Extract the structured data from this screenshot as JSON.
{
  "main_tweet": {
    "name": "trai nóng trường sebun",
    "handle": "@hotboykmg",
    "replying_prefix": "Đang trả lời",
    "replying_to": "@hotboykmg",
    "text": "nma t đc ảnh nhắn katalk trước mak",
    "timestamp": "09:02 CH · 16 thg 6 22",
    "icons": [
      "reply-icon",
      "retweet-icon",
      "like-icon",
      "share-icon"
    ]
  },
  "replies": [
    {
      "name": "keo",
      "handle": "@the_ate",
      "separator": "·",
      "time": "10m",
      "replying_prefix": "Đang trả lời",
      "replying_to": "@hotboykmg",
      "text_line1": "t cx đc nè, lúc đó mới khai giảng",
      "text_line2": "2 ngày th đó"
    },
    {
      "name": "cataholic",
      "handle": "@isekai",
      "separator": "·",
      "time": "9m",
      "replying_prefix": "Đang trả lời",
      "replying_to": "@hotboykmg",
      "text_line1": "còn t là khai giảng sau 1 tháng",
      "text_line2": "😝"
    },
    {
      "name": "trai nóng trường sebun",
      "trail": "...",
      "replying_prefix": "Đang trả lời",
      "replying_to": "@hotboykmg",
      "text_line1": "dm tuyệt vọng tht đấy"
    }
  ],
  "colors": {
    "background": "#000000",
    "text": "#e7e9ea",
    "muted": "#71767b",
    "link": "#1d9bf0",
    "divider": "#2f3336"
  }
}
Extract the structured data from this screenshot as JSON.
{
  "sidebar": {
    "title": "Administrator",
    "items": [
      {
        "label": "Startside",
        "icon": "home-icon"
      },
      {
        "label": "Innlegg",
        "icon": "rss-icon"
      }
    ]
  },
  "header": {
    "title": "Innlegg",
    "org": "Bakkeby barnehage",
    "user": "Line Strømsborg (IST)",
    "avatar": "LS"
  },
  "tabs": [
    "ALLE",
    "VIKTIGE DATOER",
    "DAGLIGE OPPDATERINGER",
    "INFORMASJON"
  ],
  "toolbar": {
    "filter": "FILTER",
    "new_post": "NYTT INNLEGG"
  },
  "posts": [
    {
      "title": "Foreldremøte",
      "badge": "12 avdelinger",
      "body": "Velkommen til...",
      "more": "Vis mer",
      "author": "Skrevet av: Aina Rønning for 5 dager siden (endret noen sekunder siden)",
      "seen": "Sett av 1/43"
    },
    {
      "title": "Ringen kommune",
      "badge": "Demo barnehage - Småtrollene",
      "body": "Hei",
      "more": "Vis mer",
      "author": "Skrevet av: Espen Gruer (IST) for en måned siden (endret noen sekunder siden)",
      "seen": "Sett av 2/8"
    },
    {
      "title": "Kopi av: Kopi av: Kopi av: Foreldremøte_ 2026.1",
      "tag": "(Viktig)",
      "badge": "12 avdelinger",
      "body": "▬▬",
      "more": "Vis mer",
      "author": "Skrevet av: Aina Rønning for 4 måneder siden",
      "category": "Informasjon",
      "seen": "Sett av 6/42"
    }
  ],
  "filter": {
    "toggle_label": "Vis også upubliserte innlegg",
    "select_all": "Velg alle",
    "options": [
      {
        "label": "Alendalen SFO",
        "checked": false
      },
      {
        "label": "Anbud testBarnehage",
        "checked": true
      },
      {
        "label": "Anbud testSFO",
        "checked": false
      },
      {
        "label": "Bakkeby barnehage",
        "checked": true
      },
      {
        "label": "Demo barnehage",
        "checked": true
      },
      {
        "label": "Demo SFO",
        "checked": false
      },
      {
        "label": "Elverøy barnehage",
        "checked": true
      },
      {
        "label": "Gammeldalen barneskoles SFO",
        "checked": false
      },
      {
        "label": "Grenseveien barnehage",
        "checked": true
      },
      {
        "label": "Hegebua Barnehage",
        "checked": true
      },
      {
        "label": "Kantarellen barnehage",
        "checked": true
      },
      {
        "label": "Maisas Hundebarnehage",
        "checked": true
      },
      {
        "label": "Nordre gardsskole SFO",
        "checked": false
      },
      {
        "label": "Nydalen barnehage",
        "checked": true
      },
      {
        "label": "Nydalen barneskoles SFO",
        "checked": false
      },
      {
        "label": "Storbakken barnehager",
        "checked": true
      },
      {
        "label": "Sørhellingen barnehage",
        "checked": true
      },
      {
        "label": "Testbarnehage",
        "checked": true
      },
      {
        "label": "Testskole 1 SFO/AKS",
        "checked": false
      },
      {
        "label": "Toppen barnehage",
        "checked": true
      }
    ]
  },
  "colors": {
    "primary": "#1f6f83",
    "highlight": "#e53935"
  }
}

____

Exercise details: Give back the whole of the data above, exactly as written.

Solution to this problem:
Extract the structured data from this screenshot as JSON.
{
  "main_tweet": {
    "name": "trai nóng trường sebun",
    "handle": "@hotboykmg",
    "replying_prefix": "Đang trả lời",
    "replying_to": "@hotboykmg",
    "text": "nma t đc ảnh nhắn katalk trước mak",
    "timestamp": "09:02 CH · 16 thg 6 22",
    "icons": [
      "reply-icon",
      "retweet-icon",
      "like-icon",
      "share-icon"
    ]
  },
  "replies": [
    {
      "name": "keo",
      "handle": "@the_ate",
      "separator": "·",
      "time": "10m",
      "replying_prefix": "Đang trả lời",
      "replying_to": "@hotboykmg",
      "text_line1": "t cx đc nè, lúc đó mới khai giảng",
      "text_line2": "2 ngày th đó"
    },
    {
      "name": "cataholic",
      "handle": "@isekai",
      "separator": "·",
      "time": "9m",
      "replying_prefix": "Đang trả lời",
      "replying_to": "@hotboykmg",
      "text_line1": "còn t là khai giảng sau 1 tháng",
      "text_line2": "😝"
    },
    {
      "name": "trai nóng trường sebun",
      "trail": "...",
      "replying_prefix": "Đang trả lời",
      "replying_to": "@hotboykmg",
      "text_line1": "dm tuyệt vọng tht đấy"
    }
  ],
  "colors": {
    "background": "#000000",
    "text": "#e7e9ea",
    "muted": "#71767b",
    "link": "#1d9bf0",
    "divider": "#2f3336"
  }
}
Extract the structured data from this screenshot as JSON.
{
  "sidebar": {
    "title": "Administrator",
    "items": [
      {
        "label": "Startside",
        "icon": "home-icon"
      },
      {
        "label": "Innlegg",
        "icon": "rss-icon"
      }
    ]
  },
  "header": {
    "title": "Innlegg",
    "org": "Bakkeby barnehage",
    "user": "Line Strømsborg (IST)",
    "avatar": "LS"
  },
  "tabs": [
    "ALLE",
    "VIKTIGE DATOER",
    "DAGLIGE OPPDATERINGER",
    "INFORMASJON"
  ],
  "toolbar": {
    "filter": "FILTER",
    "new_post": "NYTT INNLEGG"
  },
  "posts": [
    {
      "title": "Foreldremøte",
      "badge": "12 avdelinger",
      "body": "Velkommen til...",
      "more": "Vis mer",
      "author": "Skrevet av: Aina Rønning for 5 dager siden (endret noen sekunder siden)",
      "seen": "Sett av 1/43"
    },
    {
      "title": "Ringen kommune",
      "badge": "Demo barnehage - Småtrollene",
      "body": "Hei",
      "more": "Vis mer",
      "author": "Skrevet av: Espen Gruer (IST) for en måned siden (endret noen sekunder siden)",
      "seen": "Sett av 2/8"
    },
    {
      "title": "Kopi av: Kopi av: Kopi av: Foreldremøte_ 2026.1",
      "tag": "(Viktig)",
      "badge": "12 avdelinger",
      "body": "▬▬",
      "more": "Vis mer",
      "author": "Skrevet av: Aina Rønning for 4 måneder siden",
      "category": "Informasjon",
      "seen": "Sett av 6/42"
    }
  ],
  "filter": {
    "toggle_label": "Vis også upubliserte innlegg",
    "select_all": "Velg alle",
    "options": [
      {
        "label": "Alendalen SFO",
        "checked": false
      },
      {
        "label": "Anbud testBarnehage",
        "checked": true
      },
      {
        "label": "Anbud testSFO",
        "checked": false
      },
      {
        "label": "Bakkeby barnehage",
        "checked": true
      },
      {
        "label": "Demo barnehage",
        "checked": true
      },
      {
        "label": "Demo SFO",
        "checked": false
      },
      {
        "label": "Elverøy barnehage",
        "checked": true
      },
      {
        "label": "Gammeldalen barneskoles SFO",
        "checked": false
      },
      {
        "label": "Grenseveien barnehage",
        "checked": true
      },
      {
        "label": "Hegebua Barnehage",
        "checked": true
      },
      {
        "label": "Kantarellen barnehage",
        "checked": true
      },
      {
        "label": "Maisas Hundebarnehage",
        "checked": true
      },
      {
        "label": "Nordre gardsskole SFO",
        "checked": false
      },
      {
        "label": "Nydalen barnehage",
        "checked": true
      },
      {
        "label": "Nydalen barneskoles SFO",
        "checked": false
      },
      {
        "label": "Storbakken barnehager",
        "checked": true
      },
      {
        "label": "Sørhellingen barnehage",
        "checked": true
      },
      {
        "label": "Testbarnehage",
        "checked": true
      },
      {
        "label": "Testskole 1 SFO/AKS",
        "checked": false
      },
      {
        "label": "Toppen barnehage",
        "checked": true
      }
    ]
  },
  "colors": {
    "primary": "#1f6f83",
    "highlight": "#e53935"
  }
}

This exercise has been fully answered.